a platypus.

No one's Luso-experience should be a platypus. Sorta warm blooded, laying eggs, sporting' a bill. Nah. it should be a big fuzzy bunny.

It means something to put the foot on the dock where my ancestors sailed to lands unknown.  To walk the steps my mother walked when she went to high school every day.   Incidentally, that’s what the banner photo behind the “PL” title of this blog is; it’s a cropped picture of the field in front of her high school, commemorating the day  that we walked across those fields.  She taught me how to see how many boyfriends I’d have in my life by throwing grass seeds at my sweater.  I’m still waiting for the last few seeds to pan out, I guess!

It means something to walk the streets of my grandfather’s Lisbon, to drink bicas in the last place he and I had them together.   To touch the black and white sidewalk stones.  To keep your touchstone somewhere near your grandfather’s haunts.  God, I don’t want my touchstone to be In-N-Out Burger.  Or the strip malls of my youth.  It’s home, but 7-11 isn’t where my soul soars.

Maybe I’m too sentimental.  My bones won’t break if I never shop in the Chiado again.  My heart won’t stop if I never again stroll the beaches of Cascais.

But damned if it’s going to be the choice of the oil companies, airlines, and my lack of a 13,000 dollar cruise ticket!

But it’s not so bad.  Someone my mother knows is flying their mother’s body back to Portugal.  THAT affair costs $11,000.  And she isn’t even going to remember it.  Isn’t that why we don’t travel with babies?
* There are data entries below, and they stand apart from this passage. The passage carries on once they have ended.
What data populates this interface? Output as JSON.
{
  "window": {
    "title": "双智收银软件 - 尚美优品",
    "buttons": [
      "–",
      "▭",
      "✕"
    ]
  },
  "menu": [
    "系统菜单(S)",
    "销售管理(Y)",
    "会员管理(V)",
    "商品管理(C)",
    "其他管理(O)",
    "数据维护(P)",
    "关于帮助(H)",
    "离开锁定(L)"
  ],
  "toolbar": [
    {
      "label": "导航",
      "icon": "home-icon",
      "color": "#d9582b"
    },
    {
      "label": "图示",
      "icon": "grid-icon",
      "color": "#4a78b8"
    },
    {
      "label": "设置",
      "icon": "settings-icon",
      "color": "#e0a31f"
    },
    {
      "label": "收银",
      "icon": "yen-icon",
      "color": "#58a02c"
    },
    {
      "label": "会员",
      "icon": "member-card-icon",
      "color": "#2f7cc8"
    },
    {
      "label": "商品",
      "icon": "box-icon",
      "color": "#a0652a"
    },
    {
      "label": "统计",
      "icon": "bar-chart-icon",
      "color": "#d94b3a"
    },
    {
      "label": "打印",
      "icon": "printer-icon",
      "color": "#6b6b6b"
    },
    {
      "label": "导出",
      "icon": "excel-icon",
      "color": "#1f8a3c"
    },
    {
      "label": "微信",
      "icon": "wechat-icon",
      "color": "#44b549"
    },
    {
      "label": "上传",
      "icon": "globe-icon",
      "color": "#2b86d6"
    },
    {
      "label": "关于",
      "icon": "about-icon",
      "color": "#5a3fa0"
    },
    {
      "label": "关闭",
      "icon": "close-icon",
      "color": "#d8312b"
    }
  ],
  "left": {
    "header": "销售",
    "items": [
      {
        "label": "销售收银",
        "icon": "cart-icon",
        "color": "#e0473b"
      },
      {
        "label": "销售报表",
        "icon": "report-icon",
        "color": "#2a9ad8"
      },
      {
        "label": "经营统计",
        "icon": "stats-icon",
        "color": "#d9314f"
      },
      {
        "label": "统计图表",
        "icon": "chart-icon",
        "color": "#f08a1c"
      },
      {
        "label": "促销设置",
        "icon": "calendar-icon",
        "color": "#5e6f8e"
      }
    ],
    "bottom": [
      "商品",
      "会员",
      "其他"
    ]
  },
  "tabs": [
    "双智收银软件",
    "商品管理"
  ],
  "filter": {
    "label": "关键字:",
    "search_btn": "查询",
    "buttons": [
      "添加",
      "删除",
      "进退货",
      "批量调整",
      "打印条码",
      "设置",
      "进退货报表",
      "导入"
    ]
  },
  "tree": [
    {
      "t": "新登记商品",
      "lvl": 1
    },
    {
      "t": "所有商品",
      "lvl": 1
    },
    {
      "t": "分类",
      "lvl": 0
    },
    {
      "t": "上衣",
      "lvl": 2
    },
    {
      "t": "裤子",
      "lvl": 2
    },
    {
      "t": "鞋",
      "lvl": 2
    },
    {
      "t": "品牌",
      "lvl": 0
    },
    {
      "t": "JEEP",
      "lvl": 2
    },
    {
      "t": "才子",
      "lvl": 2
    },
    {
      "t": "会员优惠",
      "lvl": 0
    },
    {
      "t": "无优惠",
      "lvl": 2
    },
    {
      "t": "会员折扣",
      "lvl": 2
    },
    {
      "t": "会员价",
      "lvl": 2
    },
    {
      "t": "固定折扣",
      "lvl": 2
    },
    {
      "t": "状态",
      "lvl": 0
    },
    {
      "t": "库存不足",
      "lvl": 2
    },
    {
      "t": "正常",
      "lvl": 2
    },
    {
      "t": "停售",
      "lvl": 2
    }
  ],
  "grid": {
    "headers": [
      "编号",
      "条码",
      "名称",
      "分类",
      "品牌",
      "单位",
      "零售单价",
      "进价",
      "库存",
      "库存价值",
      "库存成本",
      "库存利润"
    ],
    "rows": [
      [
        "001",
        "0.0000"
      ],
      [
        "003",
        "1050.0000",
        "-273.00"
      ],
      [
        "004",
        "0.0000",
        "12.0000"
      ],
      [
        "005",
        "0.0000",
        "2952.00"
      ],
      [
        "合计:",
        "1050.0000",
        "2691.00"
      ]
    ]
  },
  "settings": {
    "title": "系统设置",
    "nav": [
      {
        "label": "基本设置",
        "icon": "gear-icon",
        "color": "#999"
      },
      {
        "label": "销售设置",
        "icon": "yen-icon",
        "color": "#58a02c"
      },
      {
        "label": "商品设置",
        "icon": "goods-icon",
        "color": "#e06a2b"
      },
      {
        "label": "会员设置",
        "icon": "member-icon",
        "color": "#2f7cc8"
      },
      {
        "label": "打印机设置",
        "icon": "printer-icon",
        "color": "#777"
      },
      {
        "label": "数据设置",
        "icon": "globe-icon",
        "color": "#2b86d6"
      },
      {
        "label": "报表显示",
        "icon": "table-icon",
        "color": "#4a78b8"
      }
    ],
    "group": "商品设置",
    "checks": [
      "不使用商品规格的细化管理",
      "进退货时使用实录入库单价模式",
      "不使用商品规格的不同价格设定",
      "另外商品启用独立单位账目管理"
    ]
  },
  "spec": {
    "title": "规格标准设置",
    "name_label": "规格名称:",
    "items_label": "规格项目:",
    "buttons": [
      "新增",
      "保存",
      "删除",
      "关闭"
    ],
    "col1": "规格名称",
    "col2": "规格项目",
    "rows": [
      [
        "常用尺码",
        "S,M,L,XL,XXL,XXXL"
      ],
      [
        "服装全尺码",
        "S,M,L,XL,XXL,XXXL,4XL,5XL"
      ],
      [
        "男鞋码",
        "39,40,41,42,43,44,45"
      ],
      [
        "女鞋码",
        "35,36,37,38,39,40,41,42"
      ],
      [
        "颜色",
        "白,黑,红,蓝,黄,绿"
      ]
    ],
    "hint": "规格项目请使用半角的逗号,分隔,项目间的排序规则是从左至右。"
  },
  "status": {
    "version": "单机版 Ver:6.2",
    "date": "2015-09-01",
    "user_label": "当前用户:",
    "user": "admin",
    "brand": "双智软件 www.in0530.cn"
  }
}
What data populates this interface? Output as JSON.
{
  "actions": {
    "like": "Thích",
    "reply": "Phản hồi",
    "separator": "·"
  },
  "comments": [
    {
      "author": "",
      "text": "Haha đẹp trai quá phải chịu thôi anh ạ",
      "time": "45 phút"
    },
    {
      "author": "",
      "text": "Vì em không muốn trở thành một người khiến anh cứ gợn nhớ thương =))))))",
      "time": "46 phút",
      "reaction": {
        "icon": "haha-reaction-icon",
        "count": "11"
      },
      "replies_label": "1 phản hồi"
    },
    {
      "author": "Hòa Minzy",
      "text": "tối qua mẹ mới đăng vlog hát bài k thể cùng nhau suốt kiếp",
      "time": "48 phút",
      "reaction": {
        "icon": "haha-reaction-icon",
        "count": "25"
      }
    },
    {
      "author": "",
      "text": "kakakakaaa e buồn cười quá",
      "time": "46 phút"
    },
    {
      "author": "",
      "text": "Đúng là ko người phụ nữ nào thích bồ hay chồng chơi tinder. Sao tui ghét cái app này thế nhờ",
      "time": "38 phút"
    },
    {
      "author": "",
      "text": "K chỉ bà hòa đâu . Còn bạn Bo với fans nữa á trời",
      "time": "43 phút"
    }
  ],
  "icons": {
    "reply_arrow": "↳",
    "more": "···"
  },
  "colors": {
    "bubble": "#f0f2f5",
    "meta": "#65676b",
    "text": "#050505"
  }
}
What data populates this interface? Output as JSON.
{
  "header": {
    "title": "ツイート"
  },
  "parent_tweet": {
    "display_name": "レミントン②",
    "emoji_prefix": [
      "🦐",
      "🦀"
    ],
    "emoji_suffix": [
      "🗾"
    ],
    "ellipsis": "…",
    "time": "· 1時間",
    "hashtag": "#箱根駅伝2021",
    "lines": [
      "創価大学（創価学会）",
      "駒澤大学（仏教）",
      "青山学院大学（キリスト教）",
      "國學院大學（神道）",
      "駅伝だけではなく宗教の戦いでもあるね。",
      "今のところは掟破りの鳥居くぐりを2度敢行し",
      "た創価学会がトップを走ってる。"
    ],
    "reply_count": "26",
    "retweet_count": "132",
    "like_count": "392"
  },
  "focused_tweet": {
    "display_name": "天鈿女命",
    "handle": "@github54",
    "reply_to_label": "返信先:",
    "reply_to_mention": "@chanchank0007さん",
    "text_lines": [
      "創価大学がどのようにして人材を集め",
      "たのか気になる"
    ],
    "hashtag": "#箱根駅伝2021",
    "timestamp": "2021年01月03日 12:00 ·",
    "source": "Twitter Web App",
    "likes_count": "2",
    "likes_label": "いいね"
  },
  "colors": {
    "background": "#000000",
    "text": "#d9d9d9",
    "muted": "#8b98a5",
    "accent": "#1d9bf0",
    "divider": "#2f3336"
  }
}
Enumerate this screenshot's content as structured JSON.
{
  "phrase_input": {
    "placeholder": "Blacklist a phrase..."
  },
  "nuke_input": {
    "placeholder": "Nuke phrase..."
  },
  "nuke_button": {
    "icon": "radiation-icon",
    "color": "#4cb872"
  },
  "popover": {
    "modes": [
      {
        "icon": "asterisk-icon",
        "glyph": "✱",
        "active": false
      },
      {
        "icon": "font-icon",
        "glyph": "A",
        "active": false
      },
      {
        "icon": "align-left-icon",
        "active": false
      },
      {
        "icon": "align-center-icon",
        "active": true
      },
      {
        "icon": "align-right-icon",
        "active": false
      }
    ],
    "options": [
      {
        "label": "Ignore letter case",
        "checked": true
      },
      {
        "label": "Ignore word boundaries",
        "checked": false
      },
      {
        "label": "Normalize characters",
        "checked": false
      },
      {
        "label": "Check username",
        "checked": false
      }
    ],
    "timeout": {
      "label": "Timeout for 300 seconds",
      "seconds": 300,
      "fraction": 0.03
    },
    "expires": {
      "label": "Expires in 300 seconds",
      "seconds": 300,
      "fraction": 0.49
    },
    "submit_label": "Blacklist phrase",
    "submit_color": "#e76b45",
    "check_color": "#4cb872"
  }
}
I’d bury her in America and take the cruise.  But that’s the limits of my sentimentality.  Bad, bad A!